Page 21 - And whereas to pursue schemes of conquest and extension of dominion in India are measures repugnant to the wish, the honour, and policy of this nation...
Page 524 - It was by preponderance of power,' he wrote to England in 1815, 'that those mines of wealth had been acquired for the Company's treasure, and by preponderance of power alone could they be retained. The supposition that the British power could discard the means of strength and yet enjoy the fruits of it, was one that would certainly be speedily 1 Summary, &c., p. 35. dissipated ; in the state of India, were we to be feeble our rule would be a dream, and a very short one...
Page 351 - I fear my poor friend Monson is gone. Whatever _ may have been his fate, or whatever the result of his misfortunes to my own fame, I will endeavour to shield his character from obloquy, nor will I attempt the mean purpose of sacrificing his reputation to save mine. His former services and his zeal entitle him to indulgence ; and however I may lament or suffer for his errors, I will not reproach his memory if he be lost, or his character, if he survive.
Page 671 - 3. That it is expedient that the government of the British possessions in India be intrusted to the said Company, under such conditions and regulations as Parliament shall enact, for the purpose of extending the commerce of this country, and of securing the good government and promoting the moral and religious improvement of the people of India.
Page 221 - I was at the top of the tree in this country ; the governments of Fort St. George and Bombay which I had served, placed unlimited confidence in me, and I had received from both, strong and repeated marks of their approbation. Before I quitted the Mysore country, I arranged the plan for taking possession of the ceded districts, which was done without striking a blow; and another plan for conquering Wynaad and re-conquering Malabar, which I am informed has succeeded without loss on our side. But this...
Page 449 - Europe, has been thus wrested from the short usurpation of the French Government, added to the dominion of the British Crown ; and converted from a seat of hostile machination and commercial competition, into an augmentation of British power and prosperity.
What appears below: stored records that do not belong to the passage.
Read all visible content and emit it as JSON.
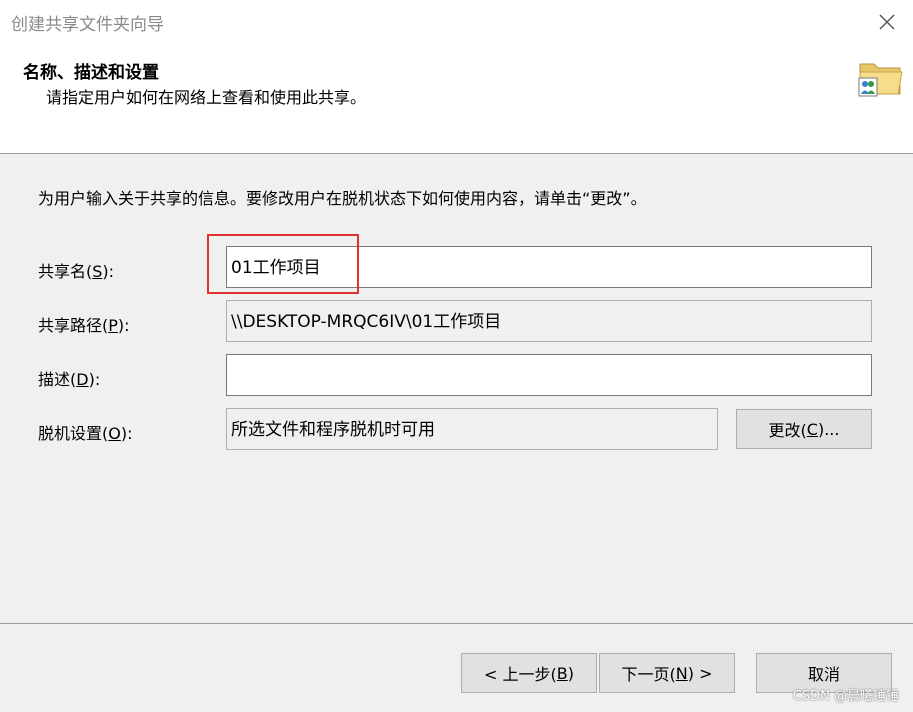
{
  "window": {
    "title": "创建共享文件夹向导"
  },
  "header": {
    "title": "名称、描述和设置",
    "subtitle": "请指定用户如何在网络上查看和使用此共享。",
    "icon": "shared-folder-icon"
  },
  "form": {
    "intro": "为用户输入关于共享的信息。要修改用户在脱机状态下如何使用内容，请单击“更改”。",
    "share_name": {
      "label_pre": "共享名(",
      "label_key": "S",
      "label_post": "):",
      "value": "01工作项目"
    },
    "share_path": {
      "label_pre": "共享路径(",
      "label_key": "P",
      "label_post": "):",
      "value": "\\\\DESKTOP-MRQC6IV\\01工作项目"
    },
    "description": {
      "label_pre": "描述(",
      "label_key": "D",
      "label_post": "):",
      "value": ""
    },
    "offline": {
      "label_pre": "脱机设置(",
      "label_key": "O",
      "label_post": "):",
      "value": "所选文件和程序脱机时可用",
      "change_pre": "更改(",
      "change_key": "C",
      "change_post": ")..."
    }
  },
  "footer": {
    "back_pre": "< 上一步(",
    "back_key": "B",
    "back_post": ")",
    "next_pre": "下一页(",
    "next_key": "N",
    "next_post": ") >",
    "cancel": "取消"
  },
  "watermark": "CSDN @晨曦锤锤",
  "colors": {
    "highlight_border": "#e03030",
    "header_bg": "#ffffff",
    "body_bg": "#f0f0f0"
  }
}
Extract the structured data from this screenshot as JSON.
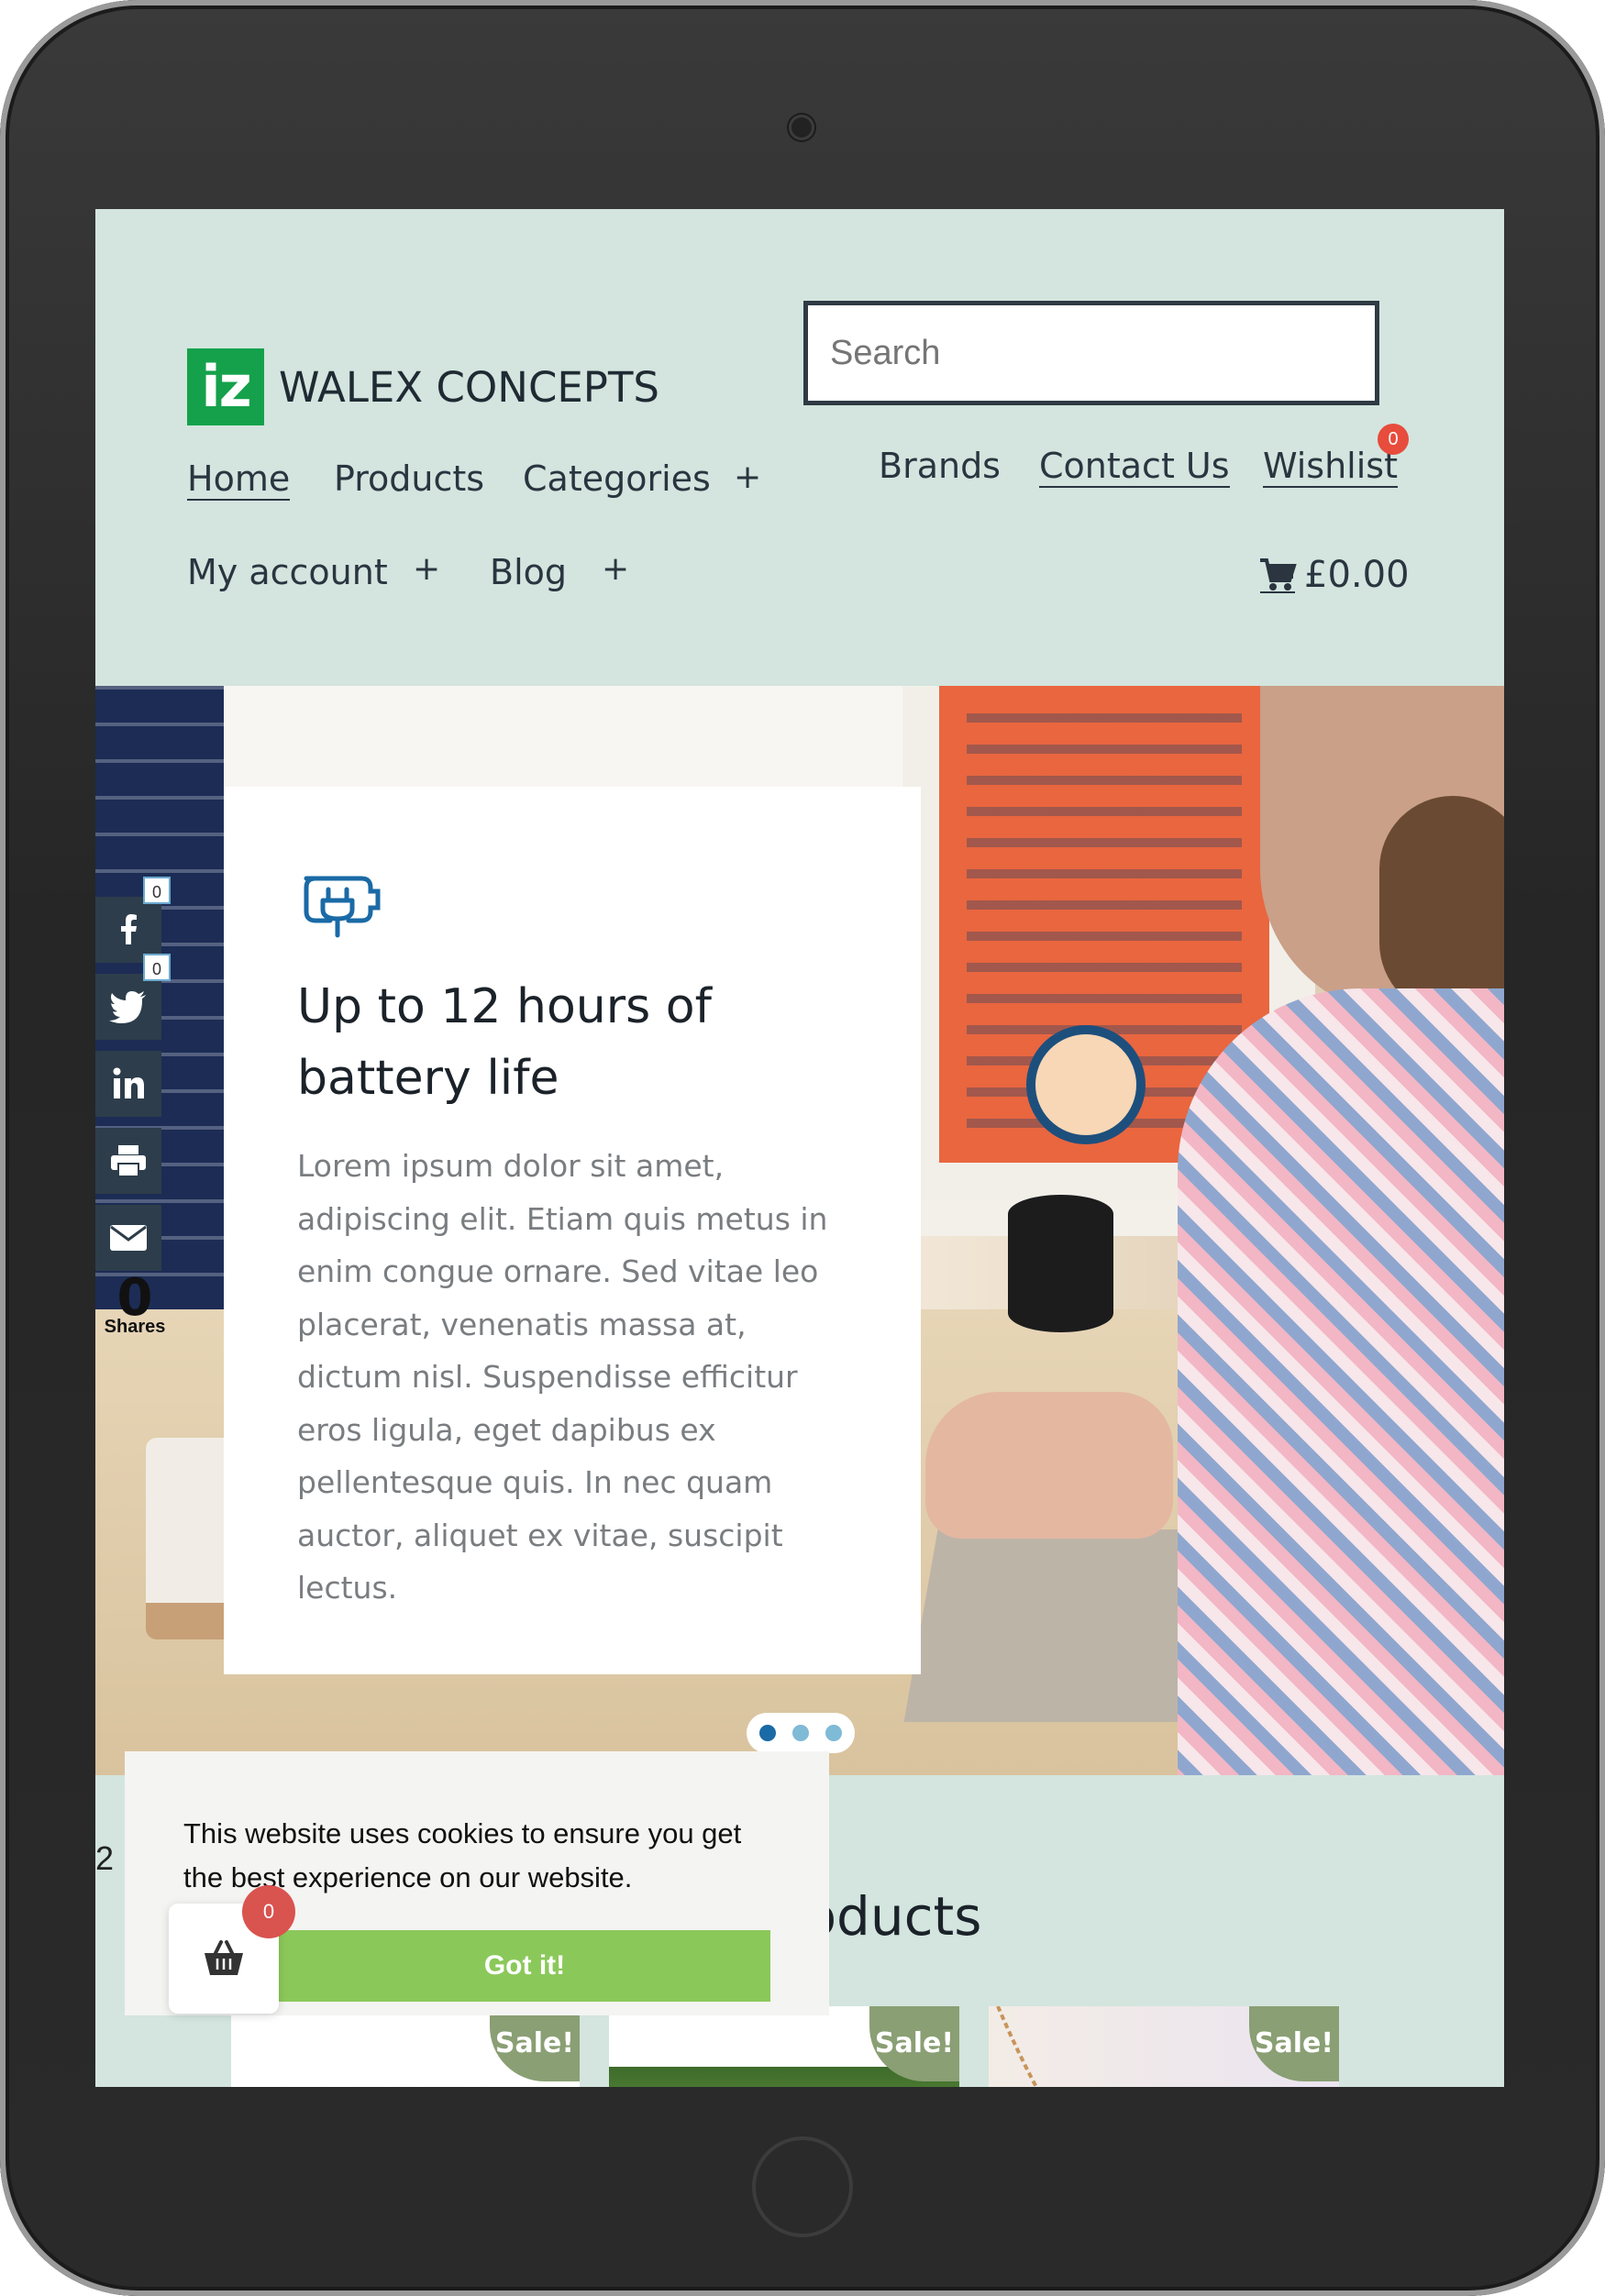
{
  "header": {
    "logo_mark": "iz",
    "logo_text": "WALEX CONCEPTS",
    "search_placeholder": "Search",
    "nav": {
      "home": "Home",
      "products": "Products",
      "categories": "Categories",
      "brands": "Brands",
      "contact": "Contact Us",
      "wishlist": "Wishlist",
      "my_account": "My account",
      "blog": "Blog",
      "expand": "+"
    },
    "wishlist_count": "0",
    "cart_total": "£0.00"
  },
  "hero": {
    "title": "Up to 12 hours of battery life",
    "body": "Lorem ipsum dolor sit amet, adipiscing elit. Etiam quis metus in enim congue ornare. Sed vitae leo placerat, venenatis massa at, dictum nisl. Suspendisse efficitur eros ligula, eget dapibus ex pellentesque quis. In nec quam auctor, aliquet ex vitae, suscipit lectus.",
    "slides": 3,
    "active_slide": 1
  },
  "share": {
    "facebook_count": "0",
    "twitter_count": "0",
    "total": "0",
    "total_label": "Shares",
    "icons": [
      "facebook-icon",
      "twitter-icon",
      "linkedin-icon",
      "print-icon",
      "email-icon"
    ]
  },
  "section": {
    "number": "2",
    "title_visible": "roducts"
  },
  "products": {
    "sale_label": "Sale!"
  },
  "cookie": {
    "text": "This website uses cookies to ensure you get the best experience on our website.",
    "button": "Got it!"
  },
  "floating_cart": {
    "count": "0"
  },
  "colors": {
    "page_bg": "#d3e5de",
    "logo_green": "#15a14b",
    "accept_green": "#8bc85a",
    "sale_badge": "#8a9f74",
    "badge_red": "#e74c3c",
    "share_bg": "#2d3d4b",
    "slider_active": "#1a6aa6"
  }
}
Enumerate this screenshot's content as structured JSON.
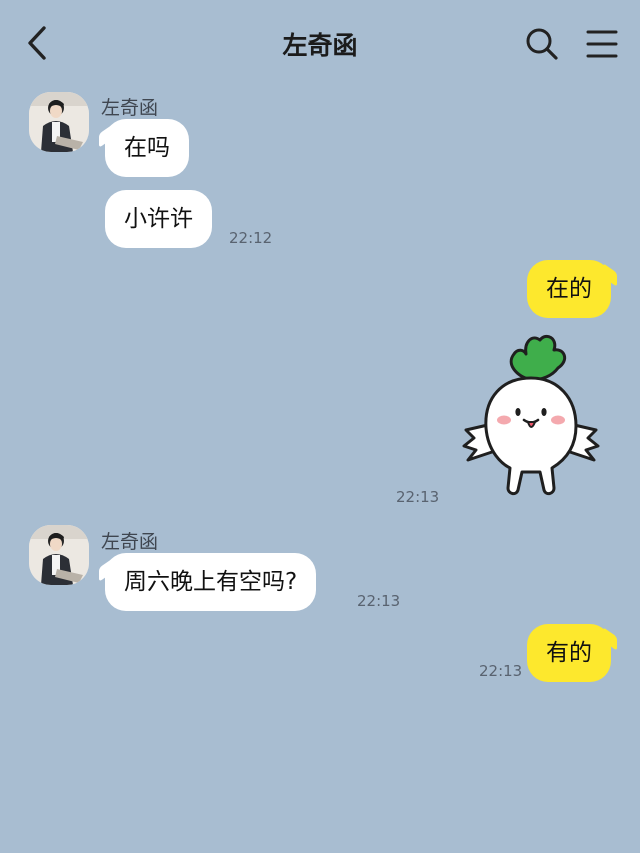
{
  "header": {
    "title": "左奇函",
    "back_icon": "chevron-left-icon",
    "search_icon": "search-icon",
    "menu_icon": "hamburger-menu-icon"
  },
  "colors": {
    "background": "#a8bdd1",
    "incoming_bubble": "#ffffff",
    "outgoing_bubble": "#fde82d"
  },
  "messages": [
    {
      "direction": "in",
      "sender": "左奇函",
      "text": "在吗",
      "time": ""
    },
    {
      "direction": "in",
      "sender": "",
      "text": "小许许",
      "time": "22:12"
    },
    {
      "direction": "out",
      "text": "在的",
      "time": ""
    },
    {
      "direction": "out",
      "type": "sticker",
      "sticker": "white-radish-sticker",
      "time": "22:13"
    },
    {
      "direction": "in",
      "sender": "左奇函",
      "text": "周六晚上有空吗?",
      "time": "22:13"
    },
    {
      "direction": "out",
      "text": "有的",
      "time": "22:13"
    }
  ]
}
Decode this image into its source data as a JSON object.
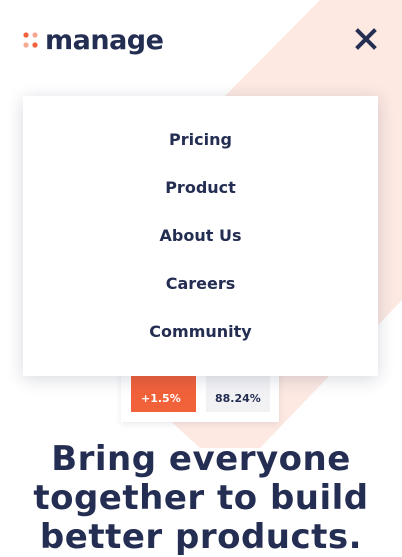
{
  "brand": {
    "name": "manage",
    "accent_color": "#f1613a",
    "text_color": "#242d52",
    "soft_bg_color": "#fde8e2"
  },
  "header": {
    "close_icon": "close-icon"
  },
  "menu": {
    "items": [
      {
        "label": "Pricing"
      },
      {
        "label": "Product"
      },
      {
        "label": "About Us"
      },
      {
        "label": "Careers"
      },
      {
        "label": "Community"
      }
    ]
  },
  "stats": {
    "left_value": "+1.5%",
    "right_value": "88.24%"
  },
  "hero": {
    "headline": "Bring everyone together to build better products."
  }
}
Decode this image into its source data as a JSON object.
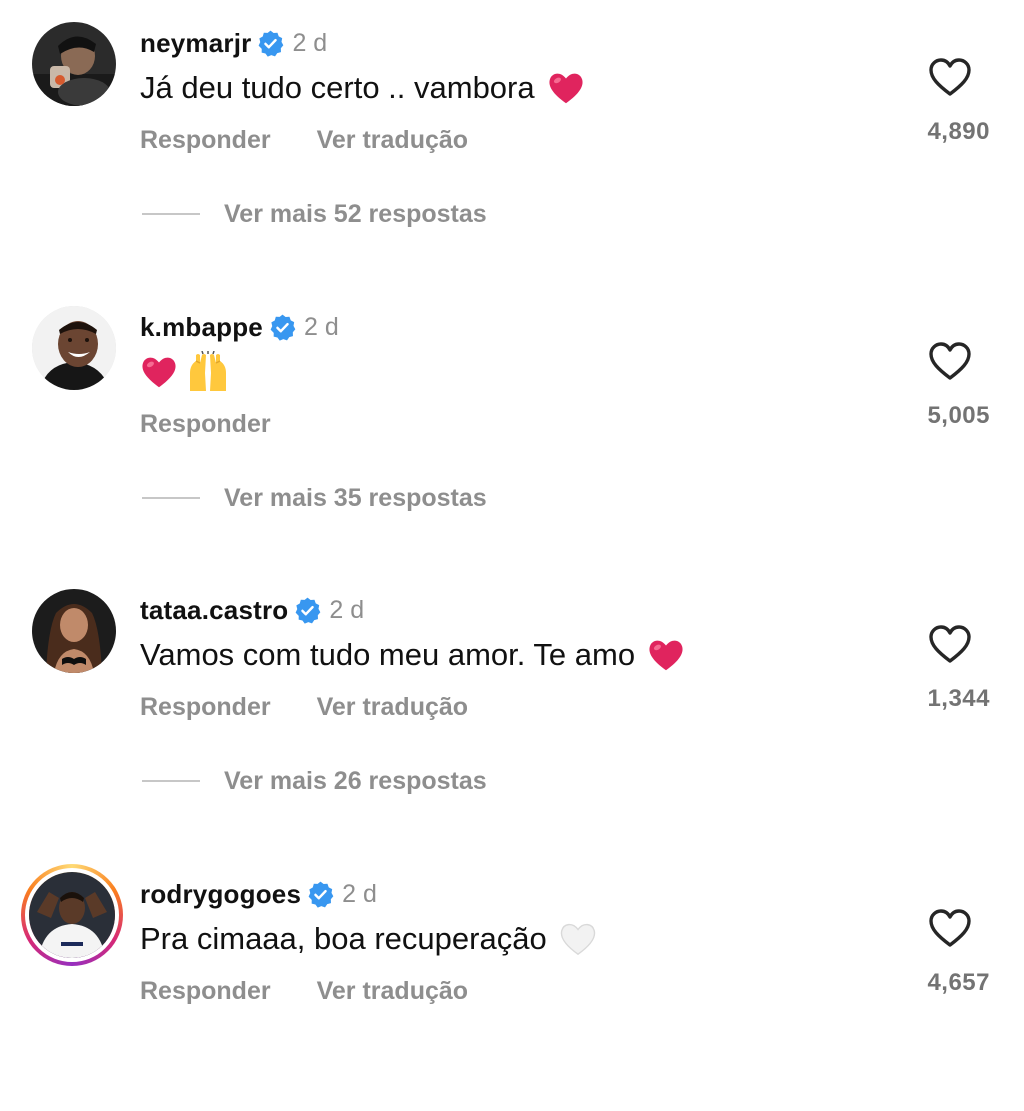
{
  "colors": {
    "verified_badge": "#3897f0",
    "secondary_text": "#8e8e8e",
    "heart_emoji": "#e0245e",
    "white_heart_emoji": "#eeeeee"
  },
  "comments": [
    {
      "username": "neymarjr",
      "verified": true,
      "time": "2 d",
      "text": "Já deu tudo certo .. vambora",
      "emojis": [
        "red-heart"
      ],
      "actions": {
        "reply": "Responder",
        "translate": "Ver tradução"
      },
      "likes": "4,890",
      "replies_label": "Ver mais 52 respostas"
    },
    {
      "username": "k.mbappe",
      "verified": true,
      "time": "2 d",
      "text": "",
      "emojis": [
        "red-heart",
        "raising-hands"
      ],
      "actions": {
        "reply": "Responder"
      },
      "likes": "5,005",
      "replies_label": "Ver mais 35 respostas"
    },
    {
      "username": "tataa.castro",
      "verified": true,
      "time": "2 d",
      "text": "Vamos com tudo meu amor. Te amo",
      "emojis": [
        "red-heart"
      ],
      "actions": {
        "reply": "Responder",
        "translate": "Ver tradução"
      },
      "likes": "1,344",
      "replies_label": "Ver mais 26 respostas"
    },
    {
      "username": "rodrygogoes",
      "verified": true,
      "time": "2 d",
      "text": "Pra cimaaa, boa recuperação",
      "emojis": [
        "white-heart"
      ],
      "actions": {
        "reply": "Responder",
        "translate": "Ver tradução"
      },
      "likes": "4,657",
      "has_story_ring": true
    }
  ]
}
Page 217 - I had early intelligence of his situation, but the night was so bad, and my horses so much fatigued, that I could not move. After a most anxious night I marched in the morning, and met the King of the World with his army, about five thousand horse, at a village called Conahgull, about six miles from hence.
Page 580 - ... existing establishments; to encourage the diffusion of education and useful knowledge ; and to advance the general prosperity and happiness of the British empire in India. This invitation is addressed to all native gentlemen, landholders, merchants, and others; to all Europeans, both in and out of the service, including that useful and respectable body of men, the indigo planters, who from their uninterrupted residence in the Mofussil, have peculiar opportunities of forming an opinion upon some...
Page 350 - Grievous and disastrous as the events are, the extent of the calamity does not exceed my expectation ; from the first hour of Colonel Monson's retreat, I have always augured the ruin of that detachment, and if any part of it be saved I count it so much gain.
Page 563 - ... by the enemy. The left breach was to be mounted by the brigade of general Nicolls, headed by the 59th regiment ; that on the right by general Reynell's brigade, headed by the 14th regiment; the explosion of the mine under the north-east angle was to be the signal for the attack. At eight o'clock, the mine was exploded with terrific effect; the whole of the salient angle, and part of the stone cavalier in the rear, were lifted into the air, which for some time was in total darkness ; but from...